### Task prompt
Go through the lines of the material and count the ones with the word "this". Give that count alone.

### Data section
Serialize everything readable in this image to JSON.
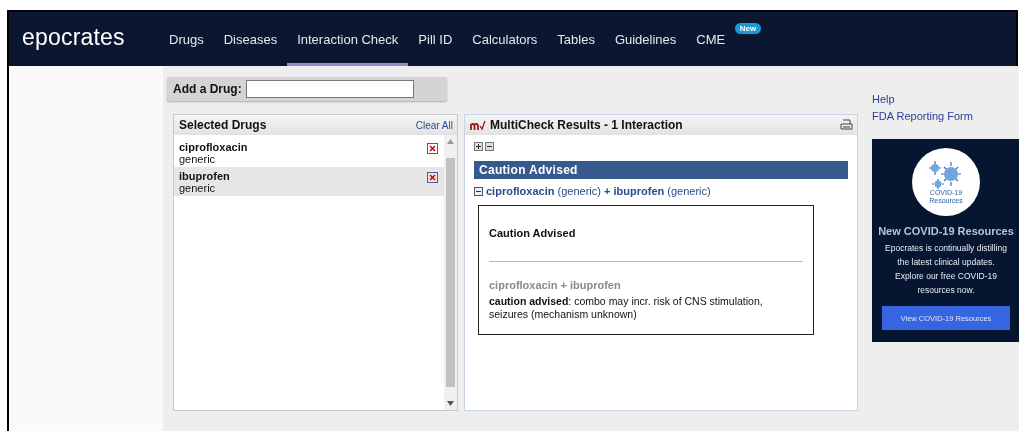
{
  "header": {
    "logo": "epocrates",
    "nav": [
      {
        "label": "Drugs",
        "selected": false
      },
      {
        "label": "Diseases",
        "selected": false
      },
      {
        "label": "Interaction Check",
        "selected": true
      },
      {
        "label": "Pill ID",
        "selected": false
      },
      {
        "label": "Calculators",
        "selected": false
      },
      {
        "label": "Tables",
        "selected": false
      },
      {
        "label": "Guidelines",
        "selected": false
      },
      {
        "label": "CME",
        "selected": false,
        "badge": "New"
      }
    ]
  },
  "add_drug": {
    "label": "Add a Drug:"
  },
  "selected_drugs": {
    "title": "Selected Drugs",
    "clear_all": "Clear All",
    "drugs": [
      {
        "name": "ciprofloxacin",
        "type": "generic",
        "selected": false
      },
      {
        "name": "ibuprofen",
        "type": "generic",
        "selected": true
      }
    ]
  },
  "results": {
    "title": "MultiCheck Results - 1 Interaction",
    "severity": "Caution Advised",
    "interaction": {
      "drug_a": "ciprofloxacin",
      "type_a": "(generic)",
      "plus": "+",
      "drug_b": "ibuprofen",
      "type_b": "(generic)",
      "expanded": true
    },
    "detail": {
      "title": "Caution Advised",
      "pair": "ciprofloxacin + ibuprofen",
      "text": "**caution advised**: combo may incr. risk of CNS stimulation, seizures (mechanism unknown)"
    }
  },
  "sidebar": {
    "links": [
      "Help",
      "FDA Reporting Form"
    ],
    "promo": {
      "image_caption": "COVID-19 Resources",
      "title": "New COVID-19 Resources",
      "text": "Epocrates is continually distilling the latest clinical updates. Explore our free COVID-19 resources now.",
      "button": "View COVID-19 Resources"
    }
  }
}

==

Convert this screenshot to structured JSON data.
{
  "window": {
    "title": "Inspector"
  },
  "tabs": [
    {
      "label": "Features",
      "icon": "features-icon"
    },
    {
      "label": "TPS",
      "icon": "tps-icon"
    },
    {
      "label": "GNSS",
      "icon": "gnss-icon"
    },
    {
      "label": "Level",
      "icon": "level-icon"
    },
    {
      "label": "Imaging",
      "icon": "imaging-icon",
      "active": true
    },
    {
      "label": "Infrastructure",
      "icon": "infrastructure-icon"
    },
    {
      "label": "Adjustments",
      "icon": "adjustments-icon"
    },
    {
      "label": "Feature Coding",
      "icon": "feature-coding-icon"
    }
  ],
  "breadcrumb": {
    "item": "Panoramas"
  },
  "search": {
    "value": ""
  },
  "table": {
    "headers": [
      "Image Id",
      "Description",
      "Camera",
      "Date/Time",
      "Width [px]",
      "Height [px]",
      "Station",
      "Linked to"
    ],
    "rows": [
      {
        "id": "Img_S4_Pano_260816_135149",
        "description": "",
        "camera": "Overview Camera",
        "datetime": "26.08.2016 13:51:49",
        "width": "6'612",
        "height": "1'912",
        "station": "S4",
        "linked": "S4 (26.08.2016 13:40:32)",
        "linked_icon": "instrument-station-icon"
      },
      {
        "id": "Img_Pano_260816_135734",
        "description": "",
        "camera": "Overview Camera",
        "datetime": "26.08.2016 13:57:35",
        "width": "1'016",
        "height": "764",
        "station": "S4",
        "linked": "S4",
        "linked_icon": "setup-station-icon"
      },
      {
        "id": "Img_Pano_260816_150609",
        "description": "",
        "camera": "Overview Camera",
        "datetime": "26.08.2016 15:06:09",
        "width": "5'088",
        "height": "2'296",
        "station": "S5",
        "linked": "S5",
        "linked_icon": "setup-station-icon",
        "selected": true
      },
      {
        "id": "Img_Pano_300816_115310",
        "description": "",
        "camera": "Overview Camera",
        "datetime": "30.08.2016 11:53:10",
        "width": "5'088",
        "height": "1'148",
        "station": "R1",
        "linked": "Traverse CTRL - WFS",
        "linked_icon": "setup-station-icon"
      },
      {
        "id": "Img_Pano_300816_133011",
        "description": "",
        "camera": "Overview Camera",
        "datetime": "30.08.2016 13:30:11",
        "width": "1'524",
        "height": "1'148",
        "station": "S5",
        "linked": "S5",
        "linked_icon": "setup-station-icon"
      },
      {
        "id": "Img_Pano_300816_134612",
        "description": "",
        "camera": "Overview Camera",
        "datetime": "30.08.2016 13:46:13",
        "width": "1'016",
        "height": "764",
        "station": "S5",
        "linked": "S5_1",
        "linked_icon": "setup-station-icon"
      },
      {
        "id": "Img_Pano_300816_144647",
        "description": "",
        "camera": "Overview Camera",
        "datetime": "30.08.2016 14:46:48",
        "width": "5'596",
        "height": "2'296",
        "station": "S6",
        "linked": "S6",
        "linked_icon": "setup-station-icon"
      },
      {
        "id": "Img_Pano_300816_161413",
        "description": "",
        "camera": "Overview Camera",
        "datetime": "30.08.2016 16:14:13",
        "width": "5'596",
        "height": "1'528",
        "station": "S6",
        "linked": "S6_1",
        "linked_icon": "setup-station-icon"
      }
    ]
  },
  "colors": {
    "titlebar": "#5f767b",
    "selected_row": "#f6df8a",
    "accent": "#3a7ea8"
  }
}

### Result below
2